By John Abraham
21 September 2016
(Guardian) – Yesterday, 375 of the world’s top scientists, including 30 Nobel Prize winners, published an open letter regarding climate change. In the letter, the scientists report that the evidence is clear: humans are causing climate change. We are now observing climate change and its affect across the globe. The seas are rising, the oceans are warming, the lower atmosphere is warming, the land is warming, ice is melting, rainfall patterns are changing and the ocean is becoming more acidic.
These facts are incontrovertible. No reputable scientist disputes them. It is the truth.
Despite these facts, the letter reports that the US presidential campaign has seen claims that the earth isn’t warming, or it is only a natural warming, or that climate change is a hoax. These claims are false. The claims are made by politicians or real estate developers with no scientific experience. These people who deny the reality of climate change are not scientists.

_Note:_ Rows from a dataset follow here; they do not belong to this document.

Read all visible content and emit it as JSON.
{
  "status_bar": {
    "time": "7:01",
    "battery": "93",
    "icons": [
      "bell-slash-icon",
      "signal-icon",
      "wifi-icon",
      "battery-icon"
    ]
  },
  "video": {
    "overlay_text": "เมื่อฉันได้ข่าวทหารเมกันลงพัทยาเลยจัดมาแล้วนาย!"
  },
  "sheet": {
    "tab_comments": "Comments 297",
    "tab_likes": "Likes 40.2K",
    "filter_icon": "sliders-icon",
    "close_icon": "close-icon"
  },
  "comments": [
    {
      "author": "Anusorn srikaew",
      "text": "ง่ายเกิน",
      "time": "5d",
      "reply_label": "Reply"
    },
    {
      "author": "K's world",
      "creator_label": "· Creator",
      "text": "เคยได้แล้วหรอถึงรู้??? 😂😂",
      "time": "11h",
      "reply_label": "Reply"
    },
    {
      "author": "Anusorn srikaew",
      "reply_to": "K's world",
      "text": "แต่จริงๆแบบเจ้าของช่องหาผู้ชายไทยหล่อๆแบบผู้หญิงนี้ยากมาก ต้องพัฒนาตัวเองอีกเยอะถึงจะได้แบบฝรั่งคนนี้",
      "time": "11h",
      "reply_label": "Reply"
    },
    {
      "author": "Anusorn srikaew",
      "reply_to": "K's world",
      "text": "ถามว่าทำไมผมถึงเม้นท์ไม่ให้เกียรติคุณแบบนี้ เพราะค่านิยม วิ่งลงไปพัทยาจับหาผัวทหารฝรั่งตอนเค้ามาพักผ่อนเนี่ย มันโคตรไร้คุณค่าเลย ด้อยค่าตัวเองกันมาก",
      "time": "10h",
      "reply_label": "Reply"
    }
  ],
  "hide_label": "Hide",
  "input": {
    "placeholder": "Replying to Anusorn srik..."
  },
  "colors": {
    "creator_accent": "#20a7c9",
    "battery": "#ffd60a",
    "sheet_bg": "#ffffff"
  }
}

These claims aren’t new. We see them every election cycle. In fact, for the Republican Party, they are a virtual litmus test for electability. It is terribly sad that the party of Lincoln (the president who initiated the National Academy of Sciences) has been rebuked by the National Academy today. It is sad that the party of Teddy Roosevelt, who created the National Park System, is acting in a way antithetical to his legacy. It is also sad that the party of Nixon, who created the Environmental Protection Agency, now is trying to eliminate that very organization.
20 September 2016 (ResponsibleScientists.org) – On 20 September 2016, 375 members of the National Academy of Sciences, including 30 Nobel laureates, published an open letter to draw attention to the serious risks of climate change. The letter warns that the consequences of opting out of the Paris agreement would be severe and long-lasting for our planet’s climate and for the international credibility of the United States.
A full list of signers follows the text of the letter.
Human-caused climate change is not a belief, a hoax, or a conspiracy. It is a physical reality. Fossil fuels powered the Industrial Revolution. But the burning of oil, coal, and gas also caused most of the historical increase in atmospheric levels of heat-trapping greenhouse gases. This increase in greenhouse gases is changing Earth’s climate.
Our fingerprints on the climate system are visible everywhere. They are seen in warming of the oceans, the land surface, and the lower atmosphere. They are identifiable in sea level rise, altered rainfall patterns, retreat of Arctic sea ice, ocean acidification, and many other aspects of the climate system. Human-caused climate change is not something far removed from our day-to-day experience, affecting only the remote Arctic. It is present here and now, in our own country, in our own states, and in our own communities.
During the Presidential primary campaign, claims were made that the Earth is not warming, or that warming is due to purely natural causes outside of human control. Such claims are inconsistent with reality.
Others argued that no action is warranted until we have absolute certainty about human impacts on climate. Absolute certainty is unattainable. We are certain beyond a reasonable doubt, however, that the problem of human-caused climate change is real, serious, and immediate, and that this problem poses significant risks: to our ability to thrive and build a better future, to national security, to human health and food production, and to the interconnected web of living systems.
The basic science of how greenhouse gases trap heat is clear, and has been for over a century. Ultimately, the strength of that basic science brought the governments of the world to Paris in December 2015. They went to Paris despite pronounced differences in systems of government, in national self-interest, in culpability for past emissions of greenhouse gases, and in vulnerability to future climate change. The leaders of over 190 countries recognized that the problem of human-caused climate change is a danger to present and future citizens of our planet. They made national commitments to address this problem. It was a small but historic and vital first step towards more enlightened stewardship of Earth’s climate system.
From studies of changes in temperature and sea level over the last million years, we know that the climate system has tipping points. Our proximity to these tipping points is uncertain. We know, however, that rapid warming of the planet increases the risk of crossing climatic points of no return, possibly setting in motion large-scale ocean circulation changes, the loss of major ice sheets, and species extinctions. The climatic consequences of exceeding such thresholds are not confined to the next one or two electoral cycles. They have lifetimes of many thousands of years.
The political system also has tipping points. Thus it is of great concern that the Republican nominee for President has advocated U.S. withdrawal from the Paris Accord. A “Parexit” would send a clear signal to the rest of the world: "The United States does not care about the global problem of human-caused climate change. You are on your own." Such a decision would make it far more difficult to develop effective global strategies for mitigating and adapting to climate change. The consequences of opting out of the global community would be severe and long-lasting – for our planet’s climate and for the international credibility of the United States.
The United States can and must be a major player in developing innovative solutions to the problem of reducing emissions of greenhouse gases. Nations that find innovative ways of decarbonizing energy systems and sequestering CO2 will be the economic leaders of the 21st century. Walking away from Paris makes it less likely that the U.S. will have a global leadership role, politically, economically, or morally. We cannot afford to cross that tipping point.
The following signers of this letter do so as individual NAS members and not on behalf of the NAS itself or their Institutions.